Listen to Catholic Radio Weekly’s February 26–27 (#5–09) interview with David Scott
“. . . The demands of charity are often the sister-in-law who drives you batty. . . .Those are the beginnings. If you’re looking to a practical solution to how to love the way she loved, it's to start with the people around you and love at a great sacrifice, as she would say.” Read Beliefnet.com’s interview with David Scott
“. . . I think most of us think we’ve heard it all before about her stance. But what struck me is how she saw abortion as the mother of all the violence in the world. And then you think—of all the places in the world for her to locate her work, she winds up next door to a shrine to the Hindu goddess Kali. Who’s Kali? A mother-goddess who kills and drinks the blood of her own children, whose worship included human sacrifice, whose priests reportedly killed the first Christian missionary, Thomas the Apostle. I don’t see how that could be a coincidence. God is trying to tell us something here.” Read the National Catholic Register’s interview with David Scott
“. . .The portrait that emerges in Scott’s book reads like a high-stakes spiritual drama.” Read the Pittsburgh Catholic’s feature article on A Revolution of Love
“. . .a quick read in plain language, it nevertheless inspires some very elevated meditation in the reader. I like this book, especially, because it’s something a parent can read and pass on to a teenager, and they’ll be able to enjoy it, too.” Read The Anchoress on A Revolution of Love (scroll down several screens)

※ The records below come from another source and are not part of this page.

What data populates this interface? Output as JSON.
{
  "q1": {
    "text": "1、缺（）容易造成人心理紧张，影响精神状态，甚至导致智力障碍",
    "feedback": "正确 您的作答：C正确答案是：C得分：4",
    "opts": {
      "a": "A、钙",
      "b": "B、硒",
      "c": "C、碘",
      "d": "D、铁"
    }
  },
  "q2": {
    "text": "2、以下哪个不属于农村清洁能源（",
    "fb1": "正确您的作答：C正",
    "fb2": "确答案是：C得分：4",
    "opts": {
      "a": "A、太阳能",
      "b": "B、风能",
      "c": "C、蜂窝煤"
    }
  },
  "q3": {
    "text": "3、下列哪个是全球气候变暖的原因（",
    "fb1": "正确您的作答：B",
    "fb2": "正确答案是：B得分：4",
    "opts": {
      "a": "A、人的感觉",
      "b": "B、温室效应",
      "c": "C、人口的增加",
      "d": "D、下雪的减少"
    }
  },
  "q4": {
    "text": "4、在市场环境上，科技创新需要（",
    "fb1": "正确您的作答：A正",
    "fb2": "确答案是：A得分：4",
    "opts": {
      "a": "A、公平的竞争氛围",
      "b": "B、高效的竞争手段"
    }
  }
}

“. . .a compact but powerful volume. . . .It requires neither a doctorate in theology nor a smidgen of faith to comprehend and enjoy, as it paints a very well-rounded portrait of a woman whose life and background Scott himself admits contains as much mystery as it does light.” Read the review of Elizabeth Thecla Mauro, author Running on Faith blog.
“. . .splendid.” Read the column by Russell Shaw published on CatholicExchange.com and various Catholic newspapers in the U.S.
“. . . .If you only read one book about Mother Teresa in your life, this is the one. . . . [N]o ordinary biography, but rather a meditation on questions more spiritual than historical. It is a truly soul-stirring read.” Read the review by Lorraine V. Murphy, writing in The Georgia Bulletin
“. . . .In her dark night we can hear all the anguish of our time — the desolation of the poor, the cries of unwanted children, of all those who cannot bring themselves to pray or to love. We hear … us. But what we see is a tiny smiling woman who did not refuse the voice she heard on a train one day.” Read “Does Mother Teresa Matter,” by David Scott in Portland magazine (Spring 2005)
“. . . The Eucharist was the spiritual hinge that united her mystical life of prayer to her daily devotion to the poor and outcast.” Read “Mother Teresa’s Hunger for God,” by David Scott in the September 2005 issue of St. Anthony Messenger magazine.
“. . .a rounded and a revealing portrait of this servant of the poor whose life is a model of compassionate and selfless love.” Read the review of Spirituality & Health magazine.